Kidsenses explores hands-on science

Museum hosts a Winter 2013 Science Explorers Teacher Camp-In.
Feb. 09, 2013 @ 05:30 PM


Fun, hands-on science was the theme at Kidsenses Children's Museum on Friday. 

Teachers from Rutherford and Burke counties participated in the museum's Winter 2013 Science Explorers Teacher Camp-In. The overnight professional development adventure for K-5 teachers focused on integrating affordable, hands-on science activities in the classroom.  

"The teachers are going to be doing lots of different things like creating plant terrariums, tornadoes and a couple of explosions. We'll also go on a trip through the universe in our planetarium," Joseph Knight, director of education at Kidsenses, said. "They will be here all night. They brought their sleeping bags and will sleep in the exhibit areas." 

Knight says this is the first time that the museum has held a camp-in for teachers. 

"There is a need. Teachers are having to learn a brand new curriculum this year, the North Carolina Essential Standards for Science, and the curriculum is very different from the old curriculum," Knight said. "The activities tonight are tailored to meet those new curriculum goals." 

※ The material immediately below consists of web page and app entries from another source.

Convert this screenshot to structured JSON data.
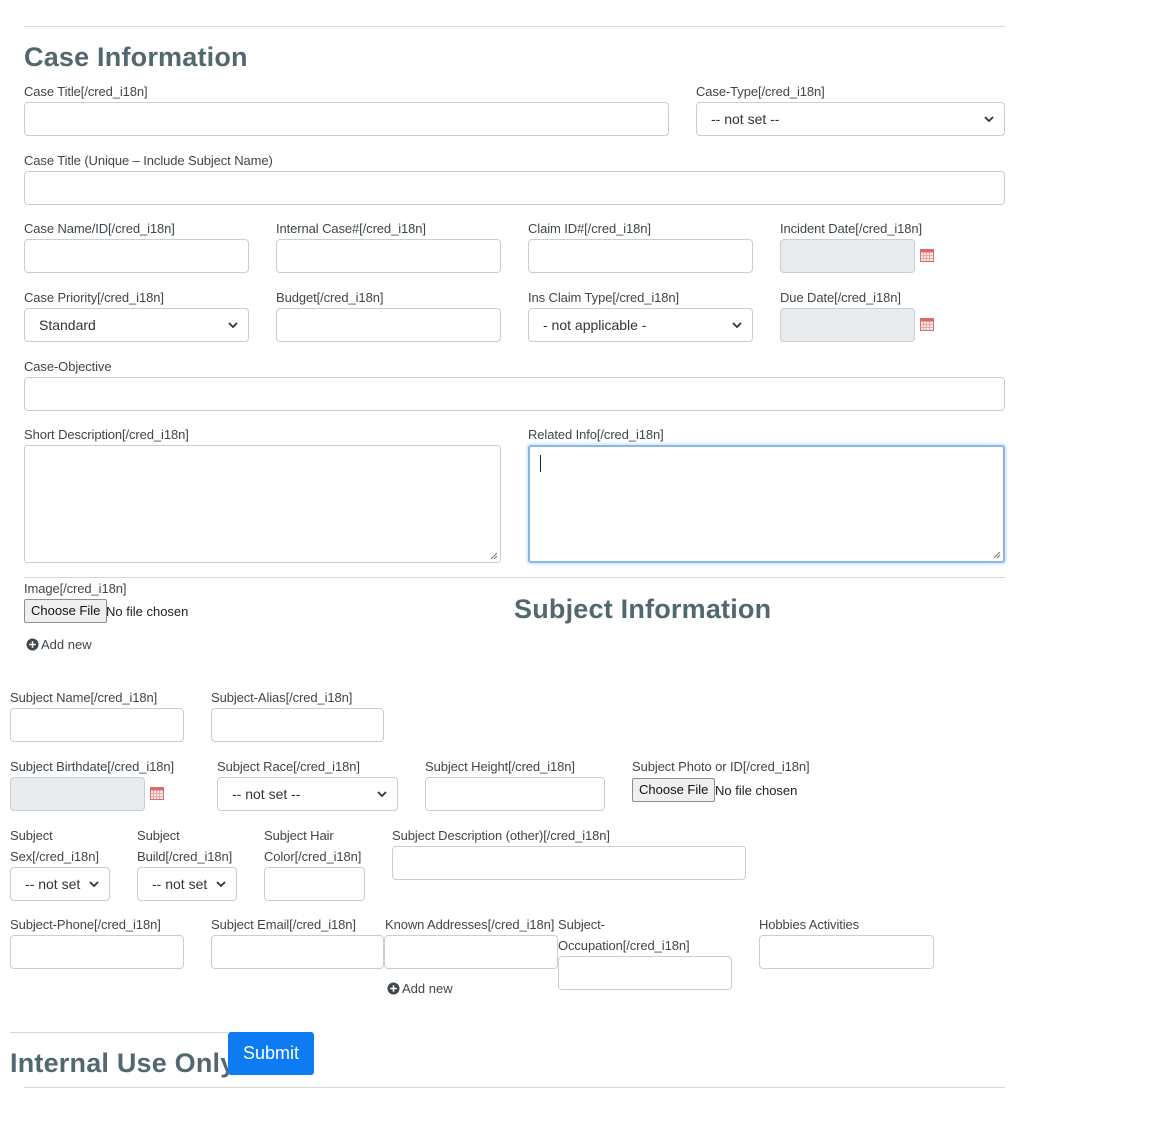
{
  "case_section": {
    "title": "Case Information",
    "case_title_label": "Case Title[/cred_i18n]",
    "case_type_label": "Case-Type[/cred_i18n]",
    "case_type_value": "-- not set --",
    "case_title_unique_label": "Case Title (Unique – Include Subject Name)",
    "case_name_label": "Case Name/ID[/cred_i18n]",
    "internal_case_label": "Internal Case#[/cred_i18n]",
    "claim_id_label": "Claim ID#[/cred_i18n]",
    "incident_date_label": "Incident Date[/cred_i18n]",
    "case_priority_label": "Case Priority[/cred_i18n]",
    "case_priority_value": "Standard",
    "budget_label": "Budget[/cred_i18n]",
    "ins_claim_type_label": "Ins Claim Type[/cred_i18n]",
    "ins_claim_type_value": "- not applicable -",
    "due_date_label": "Due Date[/cred_i18n]",
    "case_objective_label": "Case-Objective",
    "short_description_label": "Short Description[/cred_i18n]",
    "related_info_label": "Related Info[/cred_i18n]",
    "image_label": "Image[/cred_i18n]",
    "choose_file": "Choose File",
    "no_file": "No file chosen",
    "add_new": "Add new"
  },
  "subject_section": {
    "title": "Subject Information",
    "subject_name_label": "Subject Name[/cred_i18n]",
    "subject_alias_label": "Subject-Alias[/cred_i18n]",
    "birthdate_label": "Subject Birthdate[/cred_i18n]",
    "race_label": "Subject Race[/cred_i18n]",
    "race_value": "-- not set --",
    "height_label": "Subject Height[/cred_i18n]",
    "photo_label": "Subject Photo or ID[/cred_i18n]",
    "choose_file": "Choose File",
    "no_file": "No file chosen",
    "sex_label_1": "Subject",
    "sex_label_2": "Sex[/cred_i18n]",
    "sex_value": "-- not set",
    "build_label_1": "Subject",
    "build_label_2": "Build[/cred_i18n]",
    "build_value": "-- not set",
    "hair_label_1": "Subject Hair",
    "hair_label_2": "Color[/cred_i18n]",
    "description_label": "Subject Description (other)[/cred_i18n]",
    "phone_label": "Subject-Phone[/cred_i18n]",
    "email_label": "Subject Email[/cred_i18n]",
    "addresses_label": "Known Addresses[/cred_i18n]",
    "occupation_label_1": "Subject-",
    "occupation_label_2": "Occupation[/cred_i18n]",
    "hobbies_label": "Hobbies Activities",
    "add_new": "Add new"
  },
  "internal_section": {
    "title": "Internal Use Only"
  },
  "submit_label": "Submit",
  "colors": {
    "heading": "#52686f",
    "submit_bg": "#0d7cf2",
    "focus_border": "#87b6e9",
    "disabled_bg": "#e9ecef"
  }
}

Stephen Saucier, executive director of North Carolina Grassroots Science Museums Collaborative and former executive director of Kidsenses, was the guest speaker. He spoke with teachers about STEM education (science, technology, engineering and mathematics.) 

"I try to bring in information that is about this wave of STEM education. I try to give them an awareness of not only those subject matters,  but what employers are looking for and how technology is changing and changing us," Saucier said. "We are trying to be more hands-on and get the kids to have real world experiences instead of just doing worksheets. They need to do experiments and let failure be part of the process. They need to get messy in the classroom with science." 

According to Saucier, science is not something that you learn, it is something you do.

"It is about getting active and letting them do it. They need to be testing and working in groups and not just sitting in desks," Saucier said. "Kids have to explore science on their own. They have to test the world around them and explore and do their own discoveries." 

The museum is planning to have another teacher camp-in in the fall. 

"This is a way we can help support formal classroom education. We really want to establish ourselves as a valid and important educational resource for teachers," said Jessica Moss, executive director of Kidsenses. "I think it is a great opportunity to be able to teach them how to bring hands-on science into their classrooms. I'm excited to see them actually doing what the students are doing, questioning themselves and questioning the techniques. It helps us become better as it helps them become better."  

As an incentive for attending the camp-in, each teacher went home with a kit of supplies they could use to do these hands-on activities in the classroom with their students.